When conducting customer interviews, I would present low-fidelity prototypes and pose open-ended questions to gather feedback on proposed features. One discovery from our target audience was that high-fidelity prototypes often left them confused, making them wonder if they were viewing the actual site. They also became overly focused on any incorrect data. As a result, I realized that filler text and numbers needed to be replaced with more realistic-looking data in low-fidelity designs to lessen confusion about what they were looking at.

My note-taking process began with obtaining customer consent to record the sessions. After each recording, I would extract the audio and use a process in Google Colab that employed AI to generate text transcripts from the audio. Once transcribed, I would highlight notable quotes or observations and organize them in a Confluence table for team members to review.
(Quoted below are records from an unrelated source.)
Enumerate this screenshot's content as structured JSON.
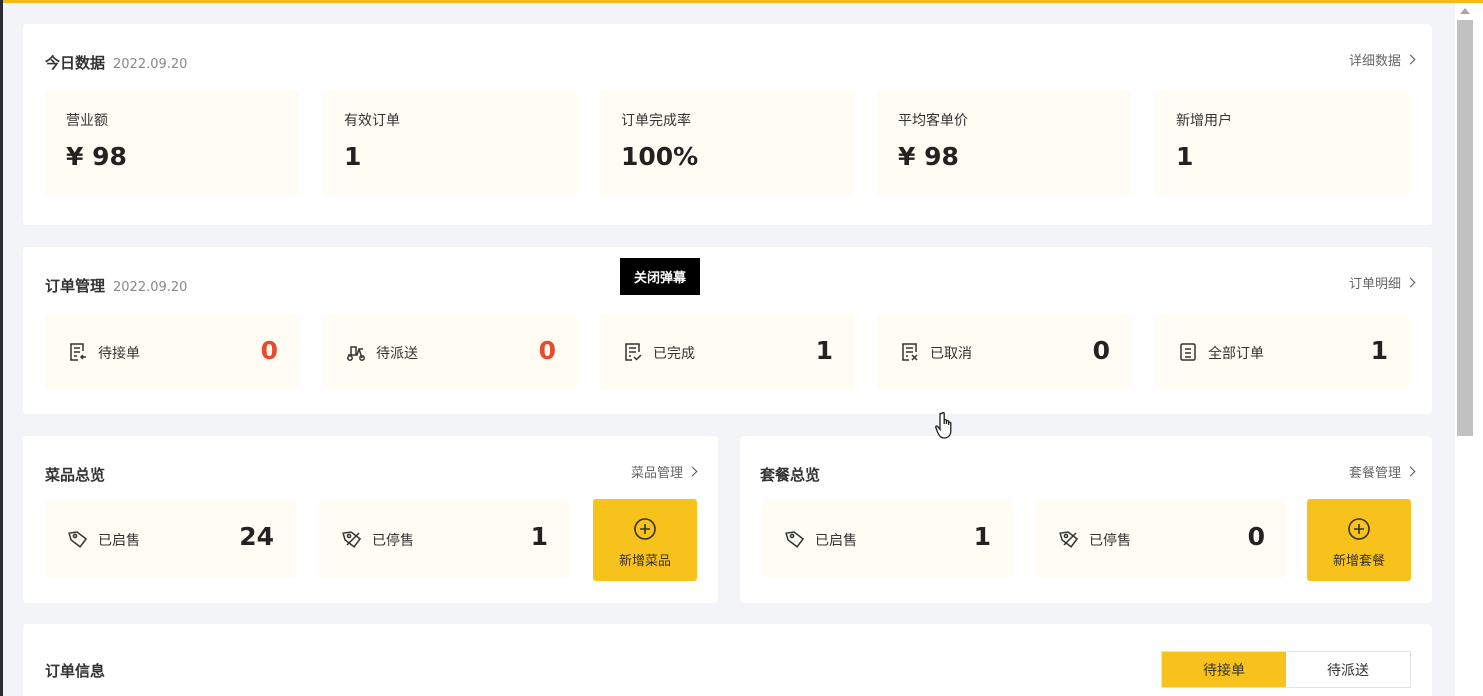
{
  "today": {
    "title": "今日数据",
    "date": "2022.09.20",
    "link": "详细数据",
    "stats": [
      {
        "label": "营业额",
        "value": "¥ 98"
      },
      {
        "label": "有效订单",
        "value": "1"
      },
      {
        "label": "订单完成率",
        "value": "100%"
      },
      {
        "label": "平均客单价",
        "value": "¥ 98"
      },
      {
        "label": "新增用户",
        "value": "1"
      }
    ]
  },
  "orders": {
    "title": "订单管理",
    "date": "2022.09.20",
    "link": "订单明细",
    "items": [
      {
        "label": "待接单",
        "value": "0"
      },
      {
        "label": "待派送",
        "value": "0"
      },
      {
        "label": "已完成",
        "value": "1"
      },
      {
        "label": "已取消",
        "value": "0"
      },
      {
        "label": "全部订单",
        "value": "1"
      }
    ]
  },
  "tooltip": "关闭弹幕",
  "dishes": {
    "title": "菜品总览",
    "link": "菜品管理",
    "on_sale": {
      "label": "已启售",
      "value": "24"
    },
    "off_sale": {
      "label": "已停售",
      "value": "1"
    },
    "add_label": "新增菜品"
  },
  "combos": {
    "title": "套餐总览",
    "link": "套餐管理",
    "on_sale": {
      "label": "已启售",
      "value": "1"
    },
    "off_sale": {
      "label": "已停售",
      "value": "0"
    },
    "add_label": "新增套餐"
  },
  "order_info": {
    "title": "订单信息",
    "tabs": [
      "待接单",
      "待派送"
    ]
  },
  "colors": {
    "accent": "#f8c21c",
    "alert": "#e84a2f"
  }
}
Requirements and Final Sign Off

With defined requirements in place, I proceeded to craft high-fidelity workflows, showing expected behaviors, validation checks, messaging, and detailing happy-path scenarios versus navigating potential pain points. Upon completion, I would schedule a meeting with stakeholders to ensure all business needs were addressed.

With experience, I learned that sharing such intricate workflows with stakeholders could become excessive and time-consuming. I pivoted to documenting the requirements in JIRA tickets for stakeholders. We then collaboratively reviewed these tickets to ensure all requirements and business needs were accurately met. Despite this pivot, I continued to design workflows for development and QA purposes.

Design Handoff

After finalizing the walkthroughs, I created a handoff document for the developers. This guide, crafted before the update to Figma's development mode, was dubbed the 'Lego Manual.' It meticulously detailed all the components, providing specifics such as spacing, icons, font styles, colors, and behaviors.

Continued Support

Upon its completion, I collaborated with the development team to address any design questions or concerns and to negotiate potential adjustments to components or modifications to behaviors as needed.